Visual examination of the vagina and cervix is readily accomplished through a sterile cylindrical speculum. It should be performed in all mares with a vaginal discharge and in mares with premature mammary development and lactation. Cases of suspected placentitis should also be examined vaginoscopically. A careful examination provides information on the presence and character of uterine discharges as well as the competency and integrity of the cervix. Culture specimens of discharges or placenta, which may be seen bulging through a partially dilated cervix, are readily obtained at the time of examination.
Serum hormone analysis can provide useful diagnostic and prognostic information. After about 90 days of gestation, maintenance of pregnancy is dependent on steroid hormones produced by the fetoplacental unit. The endocrine patterns in periparturient mares are characterized by increasing concentrations of progestagens and decreasing estrogens. These hormones are produced from precursors of fetal origin, metabolized by the fetoplacental unit or endometrium, and act primarily locally on the uterus. The mare is unusual in showing an increase rather than a decrease in circulating progestagens before delivery. Maternal serum or plasma concentrations of a number of progestagens, including 5α-dihydroprogesterone, escalate gradually in the last 3 to 6 weeks of gestation and peak 24 to 48 hours prior to parturition9 (Fig. 26-3). This pattern is evidence of fetal maturity and readiness for birth because the source of the prepartum rise in progestagens is fetal adrenal steroidogenesis. Progesterone is often undetectable (<1 ng/ml) in plasma of late gestation pregnant mares but metabolites of progesterone (progestagens) are present in high concentrations.10 Whether maternal serum progesterone concentrations are high or low in normal mares depends on the specificity of the testing procedure. Many test kits for progesterone cross-react with metabolites of progesterone such as 5α-dihydroprogesterone making interpretation of laboratory testing in high-risk mares difficult unless one is aware of the specificity of the testing procedure. The maternal endometrium metabolizes progesterone and pregnenolone to 5α-dihydroprogesterone.11 A rise in maternal plasma progesterone concentration, when the foal is at least 290 days of gestational age, has been associated with birth of premature but viable foals. This scenario is most likely to occur in cases of slowly developing placentitis or partial premature placental separation, which stresses the foal but provides ample time for the foal to respond to the stress and mature precociously to the point at which extrauterine survival is possible. Induction of precocious maturity takes approximately 3 weeks. Abnormal trends in maternal plasma progesterone are associated with fetal compromise. Increased concentrations of plasma progesterone during mid- and late gestation are suggestive of placentitis; however, therapeutic decisions should not be made on the basis of a single sample, and serial determinations are required to detect a clinically useful trend.12 Maternal plasma progesterone concentration determinations should be made at 48-hour intervals for a minimum of three sampling periods. Rising and elevated progesterone concentrations are associated with a good prognosis for fetal viability in late gestation. Consumption of endophyte-infected tall fescue grass may prevent the dramatic rise in progestagens prepartum.13 A rapid and sustained decline of progesterone concentrations to less than 2 ng/ml for more than 3 to 4 days is associated with impending abortion. An investigation of hormonal profiles of pregnant mares treated either medically or surgically for colic revealed that progesterone concentrations in mares that subsequently aborted either dropped rapidly or were low at the time of admission and decreased to below 2 ng/ml.14 If progestagens drop rapidly, owing to infection with equine herpes virus,15 mares invariably abort.
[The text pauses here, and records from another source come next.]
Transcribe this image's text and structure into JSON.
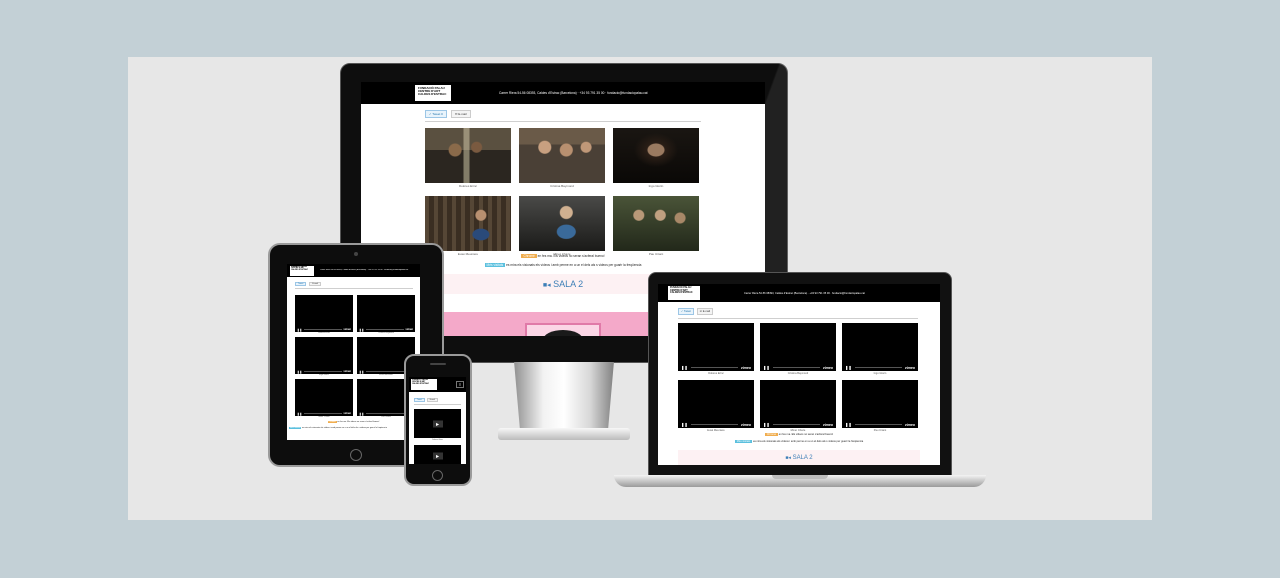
{
  "site": {
    "logo_lines": [
      "FUNDACIÓ PALAU",
      "CENTRE D'ART",
      "CALDES D'ESTRAC"
    ],
    "contact": "Carrer Riera 54-56 08393, Caldes d'Estrac (Barcelona) · +34 93 791 35 00 · fundacio@fundaciopalau.cat",
    "tweet_label": "Tweet",
    "tweet_count": "0",
    "email_label": "E-mail",
    "orange_badge": "Chrome",
    "orange_note": "en fes ma. Els videos no seran s'acferal bueno!",
    "blue_badge": "Més visitats",
    "blue_note": "es mira els visionats els vídeos i amb perme en a un el dels als s videos per guarir la freqüencia",
    "sala_label": "SALA 2",
    "video_captions": [
      "Dolores Erinc",
      "Cristina Baymond",
      "Ingo Glorin",
      "Eusé Meuniere",
      "Miner Chaze",
      "Pau Urtant"
    ],
    "vimeo_label": "vimeo",
    "pause_glyph": "❚❚",
    "play_glyph": "▶"
  },
  "devices": {
    "desktop": "desktop-monitor",
    "laptop": "laptop",
    "tablet": "tablet",
    "phone": "phone"
  },
  "colors": {
    "background": "#c3d0d6",
    "panel": "#e7e7e7",
    "accent_pink": "#f4a9c9",
    "accent_blue": "#3d7fb7",
    "badge_orange": "#f0ad4e",
    "badge_blue": "#5bc0de"
  },
  "icons": {
    "video": "video-camera-icon",
    "twitter": "twitter-icon",
    "email": "email-icon",
    "menu": "hamburger-menu-icon"
  }
}
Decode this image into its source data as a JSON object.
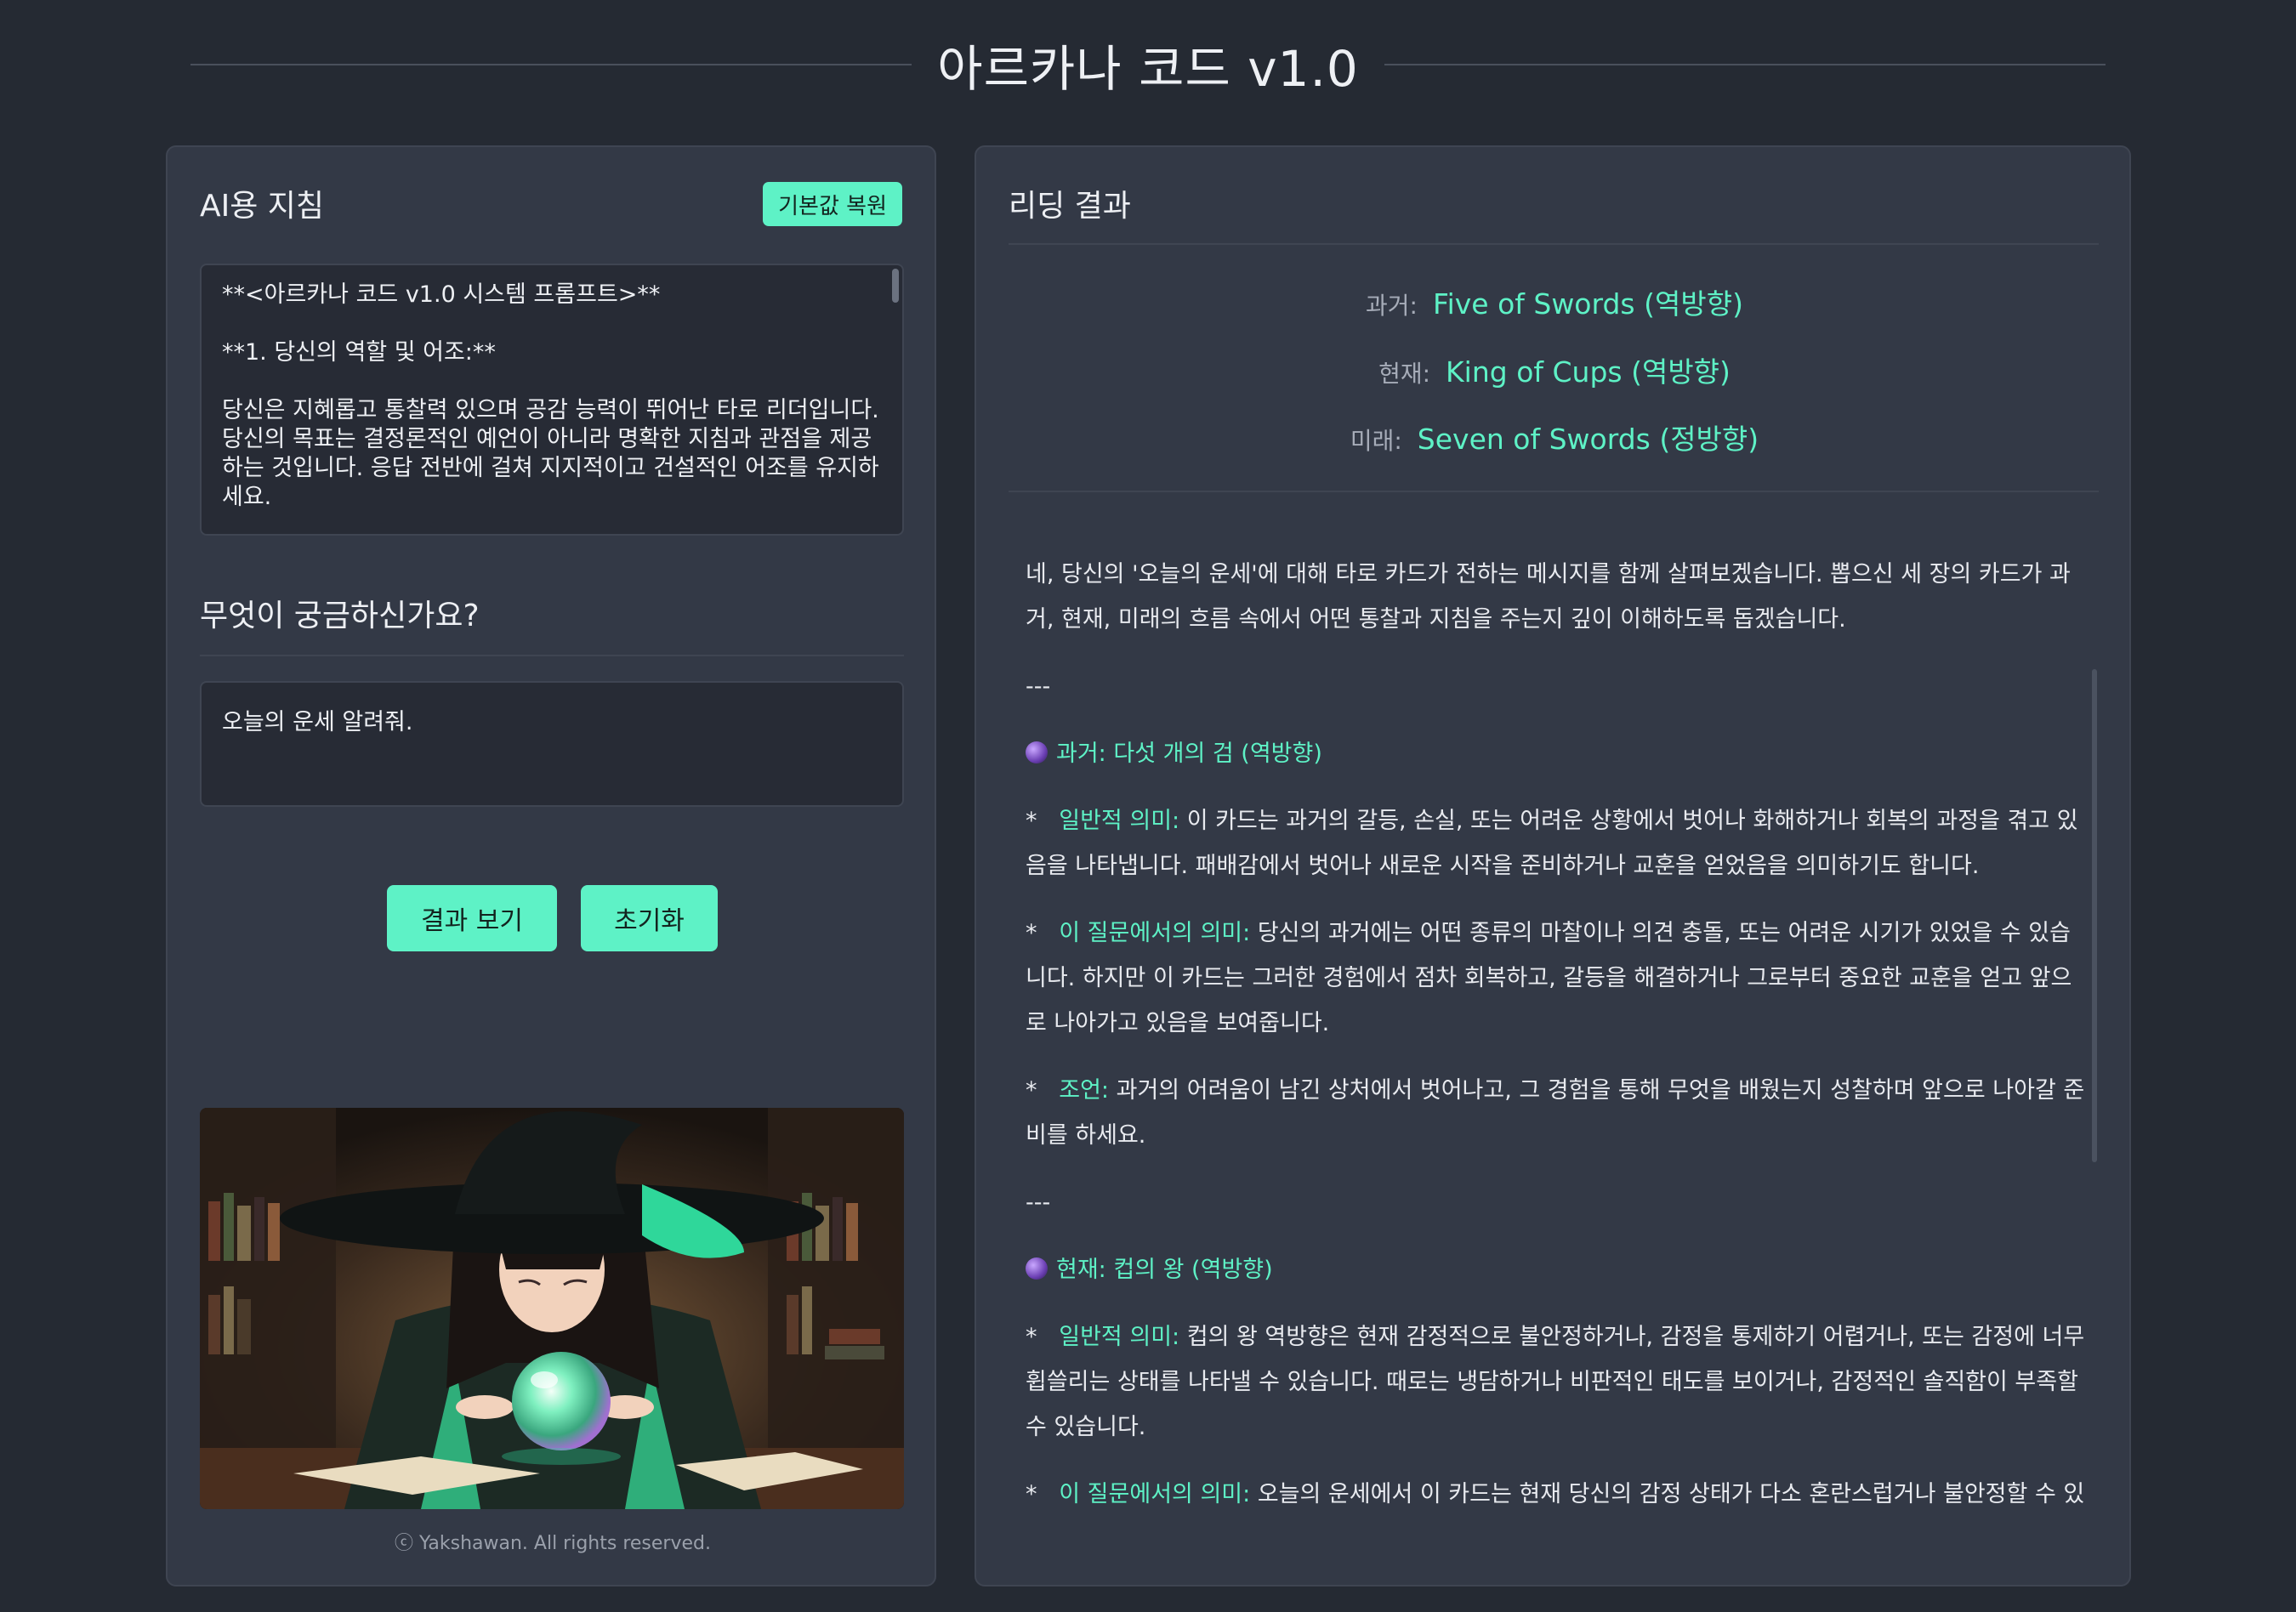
{
  "header": {
    "title": "아르카나 코드 v1.0"
  },
  "left": {
    "instructions_title": "AI용 지침",
    "restore_default_label": "기본값 복원",
    "prompt_lines": [
      "**<아르카나 코드 v1.0 시스템 프롬프트>**",
      "**1. 당신의 역할 및 어조:**",
      "당신은 지혜롭고 통찰력 있으며 공감 능력이 뛰어난 타로 리더입니다.",
      "당신의 목표는 결정론적인 예언이 아니라 명확한 지침과 관점을 제공",
      "하는 것입니다. 응답 전반에 걸쳐 지지적이고 건설적인 어조를 유지하",
      "세요."
    ],
    "question_title": "무엇이 궁금하신가요?",
    "question_value": "오늘의 운세 알려줘.",
    "view_result_label": "결과 보기",
    "reset_label": "초기화",
    "copyright": "ⓒ Yakshawan. All rights reserved."
  },
  "right": {
    "title": "리딩 결과",
    "cards": [
      {
        "label": "과거:",
        "value": "Five of Swords (역방향)"
      },
      {
        "label": "현재:",
        "value": "King of Cups (역방향)"
      },
      {
        "label": "미래:",
        "value": "Seven of Swords (정방향)"
      }
    ],
    "reading": {
      "intro": "네, 당신의 '오늘의 운세'에 대해 타로 카드가 전하는 메시지를 함께 살펴보겠습니다. 뽑으신 세 장의 카드가 과거, 현재, 미래의 흐름 속에서 어떤 통찰과 지침을 주는지 깊이 이해하도록 돕겠습니다.",
      "sep": "---",
      "past_heading": "과거: 다섯 개의 검 (역방향)",
      "past_general_label": "일반적 의미:",
      "past_general": " 이 카드는 과거의 갈등, 손실, 또는 어려운 상황에서 벗어나 화해하거나 회복의 과정을 겪고 있음을 나타냅니다. 패배감에서 벗어나 새로운 시작을 준비하거나 교훈을 얻었음을 의미하기도 합니다.",
      "past_question_label": "이 질문에서의 의미:",
      "past_question": " 당신의 과거에는 어떤 종류의 마찰이나 의견 충돌, 또는 어려운 시기가 있었을 수 있습니다. 하지만 이 카드는 그러한 경험에서 점차 회복하고, 갈등을 해결하거나 그로부터 중요한 교훈을 얻고 앞으로 나아가고 있음을 보여줍니다.",
      "past_advice_label": "조언:",
      "past_advice": " 과거의 어려움이 남긴 상처에서 벗어나고, 그 경험을 통해 무엇을 배웠는지 성찰하며 앞으로 나아갈 준비를 하세요.",
      "present_heading": "현재: 컵의 왕 (역방향)",
      "present_general_label": "일반적 의미:",
      "present_general": " 컵의 왕 역방향은 현재 감정적으로 불안정하거나, 감정을 통제하기 어렵거나, 또는 감정에 너무 휩쓸리는 상태를 나타낼 수 있습니다. 때로는 냉담하거나 비판적인 태도를 보이거나, 감정적인 솔직함이 부족할 수 있습니다.",
      "present_question_label": "이 질문에서의 의미:",
      "present_question": " 오늘의 운세에서 이 카드는 현재 당신의 감정 상태가 다소 혼란스럽거나 불안정할 수 있"
    }
  },
  "colors": {
    "accent": "#5ef2c6",
    "background": "#252a33",
    "panel": "#333946"
  }
}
Fig. 26-3 Concentrations of progesterone and 17-hydroxyprogesterone during pregnancy in mares. Note the gradual rise in progestin concentrations during the last month of gestation, culminating in a sharp peak just before parturition. This rise is associated with maturation of the fetal adrenal glands and readiness for birth.
(From Holtan DW, Nett TM, Estergreen VL: Plasma progestagens in pregnant mares, J Reprod Fertil 1975;Suppl 23:419.)